Recently, a 63 year old British tourist died suddenly while snorkelling on Australia’s Great Barrier Reef. He is the fifth tourist to die in the last three months. In November, a 60-year-old British man and two French tourists, aged 74 and 76, died within days of each other while diving and snorkelling in spots north of Cairns. Ten deaths occurred on the Great Barrier Reef last year.
The Great Barrier Reef is a major Australian tourist destination, attracting upwards of 2 million people each year and generating over $4 billion in revenues. Given the large numbers of tourists, the deaths of ten people on the reef might be explained by the laws of probability. As is the case in the United States, cardiovascular disease is the leading cause of death in Australia. Many of the deaths on the reef have been attributed to heart attacks.
Many, however, are concerned that something even more deadly may be killing people on the reef — the Irukandji jellyfish, the smallest and most venomous jellyfish in the world. Tiny and translucent, its venom is said to be 100 times stronger than that of a cobra. Irukandji are native to the Great Barrier Reef.
Last April, 38-year-old Cairns dive boat skipper, Leila Trott, was found dead, floating face down after swimming to retrieve a dinghy. The coroner ruled her death to be a heart attack. Trott’s parents, however believed she could have been stung by an Irukandji jellyfish. They were also concerned the true cause of her death may have been covered up in some way to protect tourism on the reef. They have accepted the coroner’s report but still have doubts.
Her father Bob Trott told the Courier-Mail, “We don’t want to ruffle any feathers and we will accept whatever findings the coroner hands down. But we have also hit a raw nerve with our questions about Irukandji syndrome and how many other deaths might be linked to it. It is the great unknown.’’
The concern is that an irukandji sting may induce a heart attack. Peter Fenner, a former Associate Professor at James Cook University’s School of Medicine, documented the first reported death from irukandji syndrome in 2002. He explained to the Cairns Post how the jellyfish sting might trigger a cardiac arrest. “If they had been stung by an irukandji, it would put their blood pressure up very high. If they’ve got previous cardiac history, then sudden high blood pressure will put a much greater strain on the heart and could well lead to a heart attack.”
The Guardian reports that Sydney cardiologist Dr Ross Walker has speculated an irukandji jellyfish could be to blame for the deaths of the two French tourists who suffered fatal heart attacks at almost the same moment last November.
“Irukandji are the size of your little fingernail, they’re very small, you can’t see them,” he told media outlets. “It’s highly unlikely that two people are going to die within minutes of each other just because they’ve got underlying medical conditions.”

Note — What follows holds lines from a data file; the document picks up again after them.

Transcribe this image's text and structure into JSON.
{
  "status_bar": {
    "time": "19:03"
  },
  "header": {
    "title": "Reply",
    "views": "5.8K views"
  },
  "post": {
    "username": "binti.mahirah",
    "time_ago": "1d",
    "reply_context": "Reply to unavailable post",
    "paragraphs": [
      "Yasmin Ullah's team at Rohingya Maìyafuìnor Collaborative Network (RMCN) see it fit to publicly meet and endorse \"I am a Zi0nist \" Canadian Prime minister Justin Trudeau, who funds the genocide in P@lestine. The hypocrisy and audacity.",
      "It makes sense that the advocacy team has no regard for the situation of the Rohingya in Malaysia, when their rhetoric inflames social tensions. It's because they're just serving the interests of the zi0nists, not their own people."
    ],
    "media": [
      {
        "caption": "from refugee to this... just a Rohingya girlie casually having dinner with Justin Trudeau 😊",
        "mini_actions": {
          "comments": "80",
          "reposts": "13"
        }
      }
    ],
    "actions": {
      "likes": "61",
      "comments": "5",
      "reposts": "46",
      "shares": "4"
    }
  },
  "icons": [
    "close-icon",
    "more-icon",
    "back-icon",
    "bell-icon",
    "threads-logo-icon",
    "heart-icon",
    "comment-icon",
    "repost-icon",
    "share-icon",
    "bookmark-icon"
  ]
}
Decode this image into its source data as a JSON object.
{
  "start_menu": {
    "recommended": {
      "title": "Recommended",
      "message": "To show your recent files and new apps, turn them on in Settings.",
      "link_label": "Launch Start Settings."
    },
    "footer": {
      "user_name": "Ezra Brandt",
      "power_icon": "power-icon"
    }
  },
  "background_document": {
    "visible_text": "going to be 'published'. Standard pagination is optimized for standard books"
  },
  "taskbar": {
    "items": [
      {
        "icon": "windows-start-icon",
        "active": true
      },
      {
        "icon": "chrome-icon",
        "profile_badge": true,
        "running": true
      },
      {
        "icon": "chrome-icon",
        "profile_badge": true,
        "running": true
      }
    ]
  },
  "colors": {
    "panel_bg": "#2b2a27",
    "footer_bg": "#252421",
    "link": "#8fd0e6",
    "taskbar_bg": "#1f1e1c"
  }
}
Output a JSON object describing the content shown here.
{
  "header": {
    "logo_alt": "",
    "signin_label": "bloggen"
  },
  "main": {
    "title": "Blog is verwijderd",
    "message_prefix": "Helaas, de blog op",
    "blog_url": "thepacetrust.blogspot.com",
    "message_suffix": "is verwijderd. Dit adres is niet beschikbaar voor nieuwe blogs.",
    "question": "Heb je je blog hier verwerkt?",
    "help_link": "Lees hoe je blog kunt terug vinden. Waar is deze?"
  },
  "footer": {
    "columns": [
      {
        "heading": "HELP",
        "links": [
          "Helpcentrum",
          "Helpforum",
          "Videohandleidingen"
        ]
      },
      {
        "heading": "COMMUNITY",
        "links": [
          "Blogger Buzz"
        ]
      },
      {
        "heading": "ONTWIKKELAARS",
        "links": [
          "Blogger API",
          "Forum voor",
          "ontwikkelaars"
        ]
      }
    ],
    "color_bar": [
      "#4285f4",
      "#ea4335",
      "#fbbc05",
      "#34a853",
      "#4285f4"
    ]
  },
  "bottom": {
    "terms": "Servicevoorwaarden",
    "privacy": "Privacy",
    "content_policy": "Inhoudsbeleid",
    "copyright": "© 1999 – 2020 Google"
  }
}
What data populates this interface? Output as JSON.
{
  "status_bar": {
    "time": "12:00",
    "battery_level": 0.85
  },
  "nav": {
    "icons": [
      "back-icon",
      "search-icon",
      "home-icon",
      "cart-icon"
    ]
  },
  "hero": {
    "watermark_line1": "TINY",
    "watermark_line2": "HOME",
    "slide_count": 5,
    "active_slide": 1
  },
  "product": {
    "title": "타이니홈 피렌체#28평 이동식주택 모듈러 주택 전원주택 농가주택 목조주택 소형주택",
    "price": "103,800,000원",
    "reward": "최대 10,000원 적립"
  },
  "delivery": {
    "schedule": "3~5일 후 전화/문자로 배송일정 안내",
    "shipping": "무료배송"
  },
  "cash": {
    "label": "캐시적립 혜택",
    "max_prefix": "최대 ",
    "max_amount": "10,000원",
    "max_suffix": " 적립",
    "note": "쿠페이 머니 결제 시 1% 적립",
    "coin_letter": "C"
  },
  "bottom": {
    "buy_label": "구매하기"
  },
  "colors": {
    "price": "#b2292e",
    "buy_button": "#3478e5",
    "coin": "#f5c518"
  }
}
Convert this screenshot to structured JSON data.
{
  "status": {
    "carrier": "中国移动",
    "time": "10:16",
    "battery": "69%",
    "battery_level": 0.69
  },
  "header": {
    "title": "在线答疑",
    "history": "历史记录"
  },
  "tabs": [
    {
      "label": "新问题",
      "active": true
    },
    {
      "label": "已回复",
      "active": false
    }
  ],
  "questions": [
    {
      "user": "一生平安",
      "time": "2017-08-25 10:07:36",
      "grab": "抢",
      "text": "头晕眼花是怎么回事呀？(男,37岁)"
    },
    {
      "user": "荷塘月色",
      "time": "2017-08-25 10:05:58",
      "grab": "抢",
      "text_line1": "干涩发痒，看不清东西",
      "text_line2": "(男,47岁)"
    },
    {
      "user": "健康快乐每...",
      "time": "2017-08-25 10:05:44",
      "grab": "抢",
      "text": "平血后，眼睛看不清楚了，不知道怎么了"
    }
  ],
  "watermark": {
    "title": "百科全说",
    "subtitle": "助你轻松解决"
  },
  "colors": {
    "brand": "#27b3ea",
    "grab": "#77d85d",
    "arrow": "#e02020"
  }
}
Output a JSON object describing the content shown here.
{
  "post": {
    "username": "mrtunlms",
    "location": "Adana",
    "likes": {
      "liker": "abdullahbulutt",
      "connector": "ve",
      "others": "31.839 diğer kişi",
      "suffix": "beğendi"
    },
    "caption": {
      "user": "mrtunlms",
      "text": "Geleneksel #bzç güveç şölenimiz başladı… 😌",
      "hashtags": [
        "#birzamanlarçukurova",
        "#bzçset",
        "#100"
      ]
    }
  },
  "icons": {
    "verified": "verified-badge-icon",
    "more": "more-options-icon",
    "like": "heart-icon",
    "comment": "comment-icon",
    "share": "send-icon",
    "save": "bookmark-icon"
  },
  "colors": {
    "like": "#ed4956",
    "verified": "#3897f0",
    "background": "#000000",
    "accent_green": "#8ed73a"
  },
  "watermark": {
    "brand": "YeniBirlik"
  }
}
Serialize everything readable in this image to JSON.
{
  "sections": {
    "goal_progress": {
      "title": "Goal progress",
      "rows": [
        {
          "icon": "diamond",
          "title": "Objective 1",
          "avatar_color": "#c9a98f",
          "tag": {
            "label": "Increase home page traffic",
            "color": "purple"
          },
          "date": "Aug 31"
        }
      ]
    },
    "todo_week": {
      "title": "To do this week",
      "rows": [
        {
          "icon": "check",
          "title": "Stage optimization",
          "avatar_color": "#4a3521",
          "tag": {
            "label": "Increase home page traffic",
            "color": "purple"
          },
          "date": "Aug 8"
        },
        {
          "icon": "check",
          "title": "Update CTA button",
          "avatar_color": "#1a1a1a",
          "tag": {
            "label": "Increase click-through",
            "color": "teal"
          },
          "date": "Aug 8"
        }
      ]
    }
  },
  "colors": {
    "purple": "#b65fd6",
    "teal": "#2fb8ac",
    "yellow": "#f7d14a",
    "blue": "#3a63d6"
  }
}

In 2002, a 58-year-old British tourist Richard Jordan was believed to have been the first person to have died after being stung by an irukandji. He was stung whilst swimming off Hamilton Island, in north Queensland’s Whitsundays, and the sting aggravated a pre-existing heart condition and blood pressure causing cerebral hemorrhage.
Tour boat operators have largely dismissed the irukandji as the cause of recent deaths.